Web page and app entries
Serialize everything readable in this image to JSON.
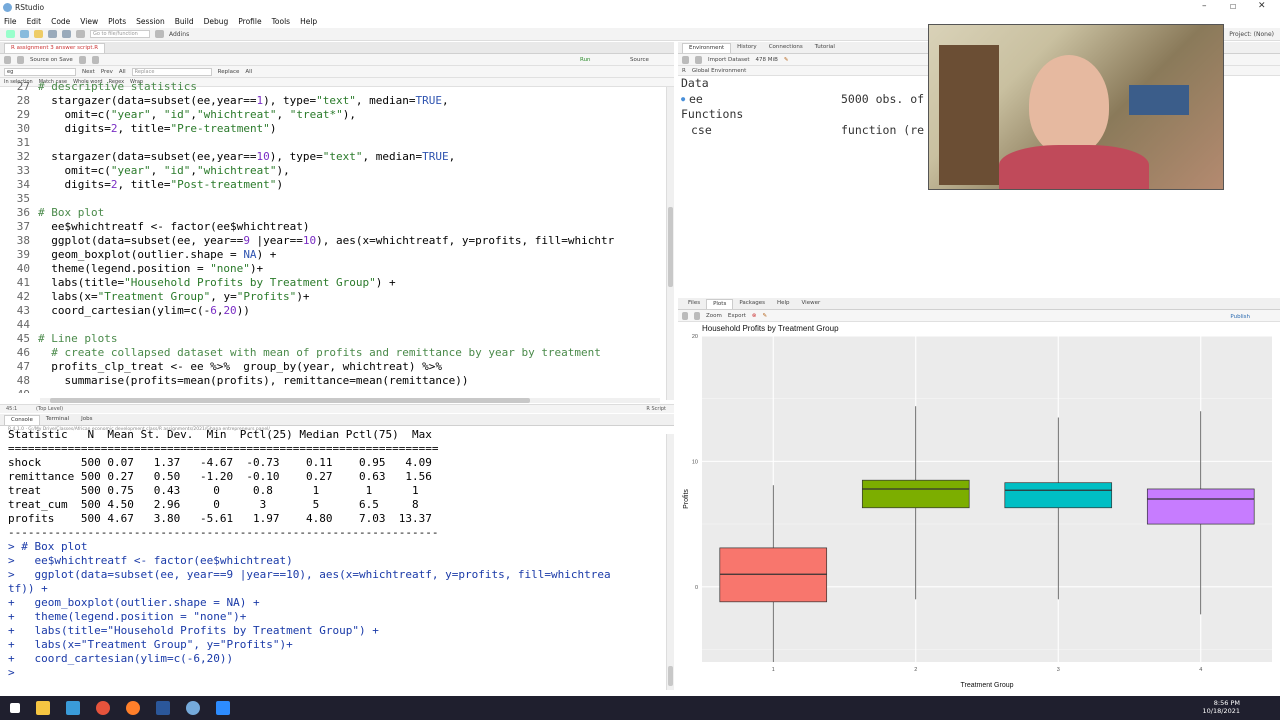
{
  "window": {
    "title": "RStudio"
  },
  "menu": [
    "File",
    "Edit",
    "Code",
    "View",
    "Plots",
    "Session",
    "Build",
    "Debug",
    "Profile",
    "Tools",
    "Help"
  ],
  "toolbar": {
    "goto_placeholder": "Go to file/function",
    "addins": "Addins",
    "project": "Project: (None)"
  },
  "source": {
    "tab_label": "R assignment 3 answer script.R",
    "source_on_save": "Source on Save",
    "run": "Run",
    "source_btn": "Source",
    "find_value": "eg",
    "find_buttons": [
      "Next",
      "Prev",
      "All"
    ],
    "replace_placeholder": "Replace",
    "replace_buttons": [
      "Replace",
      "All"
    ],
    "options": [
      "In selection",
      "Match case",
      "Whole word",
      "Regex",
      "Wrap"
    ],
    "status_left": "45:1",
    "status_mid": "(Top Level)",
    "status_right": "R Script",
    "lines": [
      {
        "n": "27",
        "t": "# descriptive statistics"
      },
      {
        "n": "28",
        "t": "  stargazer(data=subset(ee,year==1), type=\"text\", median=TRUE,"
      },
      {
        "n": "29",
        "t": "    omit=c(\"year\", \"id\",\"whichtreat\", \"treat*\"),"
      },
      {
        "n": "30",
        "t": "    digits=2, title=\"Pre-treatment\")"
      },
      {
        "n": "31",
        "t": ""
      },
      {
        "n": "32",
        "t": "  stargazer(data=subset(ee,year==10), type=\"text\", median=TRUE,"
      },
      {
        "n": "33",
        "t": "    omit=c(\"year\", \"id\",\"whichtreat\"),"
      },
      {
        "n": "34",
        "t": "    digits=2, title=\"Post-treatment\")"
      },
      {
        "n": "35",
        "t": ""
      },
      {
        "n": "36",
        "t": "# Box plot"
      },
      {
        "n": "37",
        "t": "  ee$whichtreatf <- factor(ee$whichtreat)"
      },
      {
        "n": "38",
        "t": "  ggplot(data=subset(ee, year==9 |year==10), aes(x=whichtreatf, y=profits, fill=whichtr"
      },
      {
        "n": "39",
        "t": "  geom_boxplot(outlier.shape = NA) +"
      },
      {
        "n": "40",
        "t": "  theme(legend.position = \"none\")+"
      },
      {
        "n": "41",
        "t": "  labs(title=\"Household Profits by Treatment Group\") +"
      },
      {
        "n": "42",
        "t": "  labs(x=\"Treatment Group\", y=\"Profits\")+"
      },
      {
        "n": "43",
        "t": "  coord_cartesian(ylim=c(-6,20))"
      },
      {
        "n": "44",
        "t": ""
      },
      {
        "n": "45",
        "t": "# Line plots"
      },
      {
        "n": "46",
        "t": "  # create collapsed dataset with mean of profits and remittance by year by treatment"
      },
      {
        "n": "47",
        "t": "  profits_clp_treat <- ee %>%  group_by(year, whichtreat) %>%"
      },
      {
        "n": "48",
        "t": "    summarise(profits=mean(profits), remittance=mean(remittance))"
      },
      {
        "n": "49",
        "t": ""
      }
    ]
  },
  "console": {
    "tabs": [
      "Console",
      "Terminal",
      "Jobs"
    ],
    "path": "R 4.1.0 · G:/My Drive/Classes/African economic development class/R assignments/2021/Ghana entrepreneurs panel/",
    "lines": [
      "Statistic   N  Mean St. Dev.  Min  Pctl(25) Median Pctl(75)  Max",
      "=================================================================",
      "shock      500 0.07   1.37   -4.67  -0.73    0.11    0.95   4.09",
      "remittance 500 0.27   0.50   -1.20  -0.10    0.27    0.63   1.56",
      "treat      500 0.75   0.43     0     0.8      1       1      1",
      "treat_cum  500 4.50   2.96     0      3       5      6.5     8",
      "profits    500 4.67   3.80   -5.61   1.97    4.80    7.03  13.37",
      "-----------------------------------------------------------------",
      "",
      "> # Box plot",
      ">   ee$whichtreatf <- factor(ee$whichtreat)",
      ">   ggplot(data=subset(ee, year==9 |year==10), aes(x=whichtreatf, y=profits, fill=whichtrea",
      "tf)) +",
      "+   geom_boxplot(outlier.shape = NA) +",
      "+   theme(legend.position = \"none\")+",
      "+   labs(title=\"Household Profits by Treatment Group\") +",
      "+   labs(x=\"Treatment Group\", y=\"Profits\")+",
      "+   coord_cartesian(ylim=c(-6,20))",
      "> "
    ]
  },
  "environment": {
    "tabs": [
      "Environment",
      "History",
      "Connections",
      "Tutorial"
    ],
    "import": "Import Dataset",
    "memory": "478 MiB",
    "scope": "Global Environment",
    "sections": [
      {
        "header": "Data",
        "rows": [
          {
            "name": "ee",
            "value": "5000 obs. of"
          }
        ]
      },
      {
        "header": "Functions",
        "rows": [
          {
            "name": "cse",
            "value": "function (re"
          }
        ]
      }
    ]
  },
  "plots": {
    "tabs": [
      "Files",
      "Plots",
      "Packages",
      "Help",
      "Viewer"
    ],
    "zoom": "Zoom",
    "export": "Export",
    "publish": "Publish"
  },
  "chart_data": {
    "type": "box",
    "title": "Household Profits by Treatment Group",
    "xlabel": "Treatment Group",
    "ylabel": "Profits",
    "ylim": [
      -6,
      20
    ],
    "yticks": [
      0,
      10,
      20
    ],
    "categories": [
      "1",
      "2",
      "3",
      "4"
    ],
    "boxes": [
      {
        "label": "1",
        "whisker_low": -6,
        "q1": -1.2,
        "median": 1.0,
        "q3": 3.1,
        "whisker_high": 8.1,
        "color": "#f8766d"
      },
      {
        "label": "2",
        "whisker_low": -1,
        "q1": 6.3,
        "median": 7.8,
        "q3": 8.5,
        "whisker_high": 14.4,
        "color": "#7cae00"
      },
      {
        "label": "3",
        "whisker_low": -1,
        "q1": 6.3,
        "median": 7.7,
        "q3": 8.3,
        "whisker_high": 13.5,
        "color": "#00bfc4"
      },
      {
        "label": "4",
        "whisker_low": -2.2,
        "q1": 5.0,
        "median": 7.0,
        "q3": 7.8,
        "whisker_high": 14.0,
        "color": "#c77cff"
      }
    ]
  },
  "taskbar": {
    "time": "8:56 PM",
    "date": "10/18/2021"
  }
}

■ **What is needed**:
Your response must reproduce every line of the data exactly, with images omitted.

■ **Written response**:
Serialize everything readable in this image to JSON.
{
  "window": {
    "title": "RStudio"
  },
  "menu": [
    "File",
    "Edit",
    "Code",
    "View",
    "Plots",
    "Session",
    "Build",
    "Debug",
    "Profile",
    "Tools",
    "Help"
  ],
  "toolbar": {
    "goto_placeholder": "Go to file/function",
    "addins": "Addins",
    "project": "Project: (None)"
  },
  "source": {
    "tab_label": "R assignment 3 answer script.R",
    "source_on_save": "Source on Save",
    "run": "Run",
    "source_btn": "Source",
    "find_value": "eg",
    "find_buttons": [
      "Next",
      "Prev",
      "All"
    ],
    "replace_placeholder": "Replace",
    "replace_buttons": [
      "Replace",
      "All"
    ],
    "options": [
      "In selection",
      "Match case",
      "Whole word",
      "Regex",
      "Wrap"
    ],
    "status_left": "45:1",
    "status_mid": "(Top Level)",
    "status_right": "R Script",
    "lines": [
      {
        "n": "27",
        "t": "# descriptive statistics"
      },
      {
        "n": "28",
        "t": "  stargazer(data=subset(ee,year==1), type=\"text\", median=TRUE,"
      },
      {
        "n": "29",
        "t": "    omit=c(\"year\", \"id\",\"whichtreat\", \"treat*\"),"
      },
      {
        "n": "30",
        "t": "    digits=2, title=\"Pre-treatment\")"
      },
      {
        "n": "31",
        "t": ""
      },
      {
        "n": "32",
        "t": "  stargazer(data=subset(ee,year==10), type=\"text\", median=TRUE,"
      },
      {
        "n": "33",
        "t": "    omit=c(\"year\", \"id\",\"whichtreat\"),"
      },
      {
        "n": "34",
        "t": "    digits=2, title=\"Post-treatment\")"
      },
      {
        "n": "35",
        "t": ""
      },
      {
        "n": "36",
        "t": "# Box plot"
      },
      {
        "n": "37",
        "t": "  ee$whichtreatf <- factor(ee$whichtreat)"
      },
      {
        "n": "38",
        "t": "  ggplot(data=subset(ee, year==9 |year==10), aes(x=whichtreatf, y=profits, fill=whichtr"
      },
      {
        "n": "39",
        "t": "  geom_boxplot(outlier.shape = NA) +"
      },
      {
        "n": "40",
        "t": "  theme(legend.position = \"none\")+"
      },
      {
        "n": "41",
        "t": "  labs(title=\"Household Profits by Treatment Group\") +"
      },
      {
        "n": "42",
        "t": "  labs(x=\"Treatment Group\", y=\"Profits\")+"
      },
      {
        "n": "43",
        "t": "  coord_cartesian(ylim=c(-6,20))"
      },
      {
        "n": "44",
        "t": ""
      },
      {
        "n": "45",
        "t": "# Line plots"
      },
      {
        "n": "46",
        "t": "  # create collapsed dataset with mean of profits and remittance by year by treatment"
      },
      {
        "n": "47",
        "t": "  profits_clp_treat <- ee %>%  group_by(year, whichtreat) %>%"
      },
      {
        "n": "48",
        "t": "    summarise(profits=mean(profits), remittance=mean(remittance))"
      },
      {
        "n": "49",
        "t": ""
      }
    ]
  },
  "console": {
    "tabs": [
      "Console",
      "Terminal",
      "Jobs"
    ],
    "path": "R 4.1.0 · G:/My Drive/Classes/African economic development class/R assignments/2021/Ghana entrepreneurs panel/",
    "lines": [
      "Statistic   N  Mean St. Dev.  Min  Pctl(25) Median Pctl(75)  Max",
      "=================================================================",
      "shock      500 0.07   1.37   -4.67  -0.73    0.11    0.95   4.09",
      "remittance 500 0.27   0.50   -1.20  -0.10    0.27    0.63   1.56",
      "treat      500 0.75   0.43     0     0.8      1       1      1",
      "treat_cum  500 4.50   2.96     0      3       5      6.5     8",
      "profits    500 4.67   3.80   -5.61   1.97    4.80    7.03  13.37",
      "-----------------------------------------------------------------",
      "",
      "> # Box plot",
      ">   ee$whichtreatf <- factor(ee$whichtreat)",
      ">   ggplot(data=subset(ee, year==9 |year==10), aes(x=whichtreatf, y=profits, fill=whichtrea",
      "tf)) +",
      "+   geom_boxplot(outlier.shape = NA) +",
      "+   theme(legend.position = \"none\")+",
      "+   labs(title=\"Household Profits by Treatment Group\") +",
      "+   labs(x=\"Treatment Group\", y=\"Profits\")+",
      "+   coord_cartesian(ylim=c(-6,20))",
      "> "
    ]
  },
  "environment": {
    "tabs": [
      "Environment",
      "History",
      "Connections",
      "Tutorial"
    ],
    "import": "Import Dataset",
    "memory": "478 MiB",
    "scope": "Global Environment",
    "sections": [
      {
        "header": "Data",
        "rows": [
          {
            "name": "ee",
            "value": "5000 obs. of"
          }
        ]
      },
      {
        "header": "Functions",
        "rows": [
          {
            "name": "cse",
            "value": "function (re"
          }
        ]
      }
    ]
  },
  "plots": {
    "tabs": [
      "Files",
      "Plots",
      "Packages",
      "Help",
      "Viewer"
    ],
    "zoom": "Zoom",
    "export": "Export",
    "publish": "Publish"
  },
  "chart_data": {
    "type": "box",
    "title": "Household Profits by Treatment Group",
    "xlabel": "Treatment Group",
    "ylabel": "Profits",
    "ylim": [
      -6,
      20
    ],
    "yticks": [
      0,
      10,
      20
    ],
    "categories": [
      "1",
      "2",
      "3",
      "4"
    ],
    "boxes": [
      {
        "label": "1",
        "whisker_low": -6,
        "q1": -1.2,
        "median": 1.0,
        "q3": 3.1,
        "whisker_high": 8.1,
        "color": "#f8766d"
      },
      {
        "label": "2",
        "whisker_low": -1,
        "q1": 6.3,
        "median": 7.8,
        "q3": 8.5,
        "whisker_high": 14.4,
        "color": "#7cae00"
      },
      {
        "label": "3",
        "whisker_low": -1,
        "q1": 6.3,
        "median": 7.7,
        "q3": 8.3,
        "whisker_high": 13.5,
        "color": "#00bfc4"
      },
      {
        "label": "4",
        "whisker_low": -2.2,
        "q1": 5.0,
        "median": 7.0,
        "q3": 7.8,
        "whisker_high": 14.0,
        "color": "#c77cff"
      }
    ]
  },
  "taskbar": {
    "time": "8:56 PM",
    "date": "10/18/2021"
  }
}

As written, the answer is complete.